The price of petrol in Ireland last month reached an all-time high with prices (if I got my imperial gallons right) in dollars of something a bit north of $8 a gallon. … Fitzpatrick Hotels in New York, the Grand Central, and the Manhattan, are doing fine, up one-third over last year. … The so called Dissidents in the North, killer-scum, have co-opted the IRA name, which is evil and confusing for all. … How would you like to be the sports columnist that suggested on the eve of the PGA golf championship that Rory McIlroy (who won by 8 shots) could be a “flash in the pan.” … Cruise ships are beginning to make regular stops in Dublin Port, adding up to $60 million with 90 cruise liners visiting yearly. … Peter King, Long Island Republican often called the “worst congressman,” is on Che Guevara’s case and is an ally we don’t need. … JFK Airport could use some added security around the edges after a man swam ashore and walked onto the tarmac. … A top tax consultant, Eamonn Donaghy, is warning that the North’s corporate tax must be lowered or NI is in deep trouble and with no Plan B. … Ireland won an Olympic Gold Medal (Katie Taylor/boxing) and a couple of bronze, but the real Irish winner was a 3.5 minute video of a boat race that is out there somewhere. Hilarious. … If nobody steps in to stop the rampaging GOP governors from keeping poor folk and people of color away from the presidential election polling places, the battleground states could be lost to the Democrats. … The Whitey Man, accused multiple murderer Jim Bulger, wants to testify that he had a “legal” agreement to continue his business from the FBI. Even that sloppy Fed outfit is not dumb enough to sign on to that. … The three top-earning US authors this past year: James Patterson ($94 million), Stephen King ($39 million), and John Grisham ($23 million). … It’s good news for SDLP Leader Alasdair McDonnell that the lads in Westminster will not gerrymander his seat in Commons. A good man, and a man of peace; may his tribe increase! … You can’t make this stuff up: An American faith healer claims to cure people by kicking them in the face. He’s due in Co. Armagh on Sept. 3. Stay home.

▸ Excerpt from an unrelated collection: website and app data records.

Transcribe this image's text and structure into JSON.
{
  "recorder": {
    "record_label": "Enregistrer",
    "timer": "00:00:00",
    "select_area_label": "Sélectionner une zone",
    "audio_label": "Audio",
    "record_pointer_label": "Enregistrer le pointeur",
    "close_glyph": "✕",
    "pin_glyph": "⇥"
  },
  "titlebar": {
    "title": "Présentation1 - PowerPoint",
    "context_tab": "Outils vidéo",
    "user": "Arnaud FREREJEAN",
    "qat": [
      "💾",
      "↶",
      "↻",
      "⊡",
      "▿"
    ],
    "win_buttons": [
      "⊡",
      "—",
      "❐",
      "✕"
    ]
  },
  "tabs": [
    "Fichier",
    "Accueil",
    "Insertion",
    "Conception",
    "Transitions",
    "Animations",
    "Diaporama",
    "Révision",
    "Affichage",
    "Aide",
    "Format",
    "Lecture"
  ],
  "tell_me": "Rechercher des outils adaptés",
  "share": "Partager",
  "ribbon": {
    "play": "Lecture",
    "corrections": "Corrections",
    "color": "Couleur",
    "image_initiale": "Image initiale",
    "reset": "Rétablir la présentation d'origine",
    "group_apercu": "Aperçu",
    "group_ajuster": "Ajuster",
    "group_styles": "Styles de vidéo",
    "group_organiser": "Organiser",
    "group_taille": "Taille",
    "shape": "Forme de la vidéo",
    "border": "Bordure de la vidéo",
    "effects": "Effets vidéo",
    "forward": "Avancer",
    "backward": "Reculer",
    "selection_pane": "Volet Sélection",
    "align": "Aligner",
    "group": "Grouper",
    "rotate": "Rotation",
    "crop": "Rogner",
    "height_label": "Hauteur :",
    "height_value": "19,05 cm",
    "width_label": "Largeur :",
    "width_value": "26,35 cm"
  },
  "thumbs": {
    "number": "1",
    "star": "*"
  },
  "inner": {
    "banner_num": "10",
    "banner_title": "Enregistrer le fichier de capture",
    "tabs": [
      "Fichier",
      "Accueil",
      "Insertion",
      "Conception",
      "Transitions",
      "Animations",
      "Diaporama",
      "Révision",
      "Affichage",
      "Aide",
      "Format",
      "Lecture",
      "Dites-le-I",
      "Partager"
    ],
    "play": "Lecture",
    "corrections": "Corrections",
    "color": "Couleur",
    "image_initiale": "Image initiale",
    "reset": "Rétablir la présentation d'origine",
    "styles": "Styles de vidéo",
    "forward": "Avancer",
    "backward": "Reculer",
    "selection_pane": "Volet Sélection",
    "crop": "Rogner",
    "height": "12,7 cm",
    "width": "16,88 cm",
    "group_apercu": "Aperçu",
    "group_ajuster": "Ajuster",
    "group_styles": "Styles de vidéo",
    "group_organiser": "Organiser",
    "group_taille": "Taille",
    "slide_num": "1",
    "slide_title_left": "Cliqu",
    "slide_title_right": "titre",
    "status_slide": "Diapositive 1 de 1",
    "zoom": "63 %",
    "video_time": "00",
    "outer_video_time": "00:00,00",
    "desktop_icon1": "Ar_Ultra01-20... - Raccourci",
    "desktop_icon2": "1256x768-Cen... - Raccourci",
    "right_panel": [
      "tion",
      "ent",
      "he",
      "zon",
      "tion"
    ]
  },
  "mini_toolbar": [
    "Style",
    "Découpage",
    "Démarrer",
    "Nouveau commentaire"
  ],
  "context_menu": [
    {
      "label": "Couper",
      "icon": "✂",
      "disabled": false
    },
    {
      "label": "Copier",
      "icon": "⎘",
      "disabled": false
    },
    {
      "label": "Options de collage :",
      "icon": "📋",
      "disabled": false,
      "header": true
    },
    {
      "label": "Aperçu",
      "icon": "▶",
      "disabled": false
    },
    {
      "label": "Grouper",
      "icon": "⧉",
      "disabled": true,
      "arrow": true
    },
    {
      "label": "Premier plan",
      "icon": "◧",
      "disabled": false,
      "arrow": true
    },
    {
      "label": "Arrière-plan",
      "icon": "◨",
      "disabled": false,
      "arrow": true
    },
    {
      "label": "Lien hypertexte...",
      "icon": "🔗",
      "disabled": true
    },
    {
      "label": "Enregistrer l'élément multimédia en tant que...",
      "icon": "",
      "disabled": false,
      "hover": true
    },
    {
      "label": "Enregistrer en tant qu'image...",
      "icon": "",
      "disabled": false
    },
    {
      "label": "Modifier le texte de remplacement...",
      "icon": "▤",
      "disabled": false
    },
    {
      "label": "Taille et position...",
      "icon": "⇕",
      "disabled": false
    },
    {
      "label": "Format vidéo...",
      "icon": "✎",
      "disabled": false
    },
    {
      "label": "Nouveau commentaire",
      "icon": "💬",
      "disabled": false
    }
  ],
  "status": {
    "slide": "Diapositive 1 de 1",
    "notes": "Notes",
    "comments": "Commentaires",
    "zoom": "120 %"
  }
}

Liberty Mutual Insurance’s chairman, Ted Kelly, has taken a lot of flak from the Globe’s Brian McGrory in recent months, but he still loves his Ireland. His company is seriously thinking of acquiring the naming rights to Dublin’s huge RDS exhibition facilities. Ryanair, still salivating in trying to buy a piece of Aer Lingus, claims the government is ignoring his plan to bring five million tourists to Ireland. And I am not picking up my $3 million check from the lottery. Sure! … Good news for Trina Vargo and the Mitchell Scholars Program. The State Department found the short money to fund this worthwhile program. … Dick Cheney attacking Sarah Palin as not qualified? Not my favorite candidate but how many kids did Palin help get killed? And while I’m at it: Why is Cheney, a real live war criminal who cooked the books to get us into Iraq, still free? …Fat Chance Dept.: One of the Irish ministers urged no price gouging during the recent Galway races. … Irish investors with top tier London properties (and there are many) are selling, maybe due to concerns about the Euro zone stability. … Facebook has some problems but a big one aside from their stock price is the 83 million accounts that are fake. … Michael Collins has finally made it with a special central bank coin collection to mark the 90th anniversary of his death. … The names are similar: Banker David Drumm of Allied Irish Bank and developer Sean Dunne. Both are hiding out in the US and both have had homes transferred to their wives so they could try to shield the proceeds from the courts. Why don’t we export (or is it deport?) chaps like that home? Are they felons or H-1 candidates?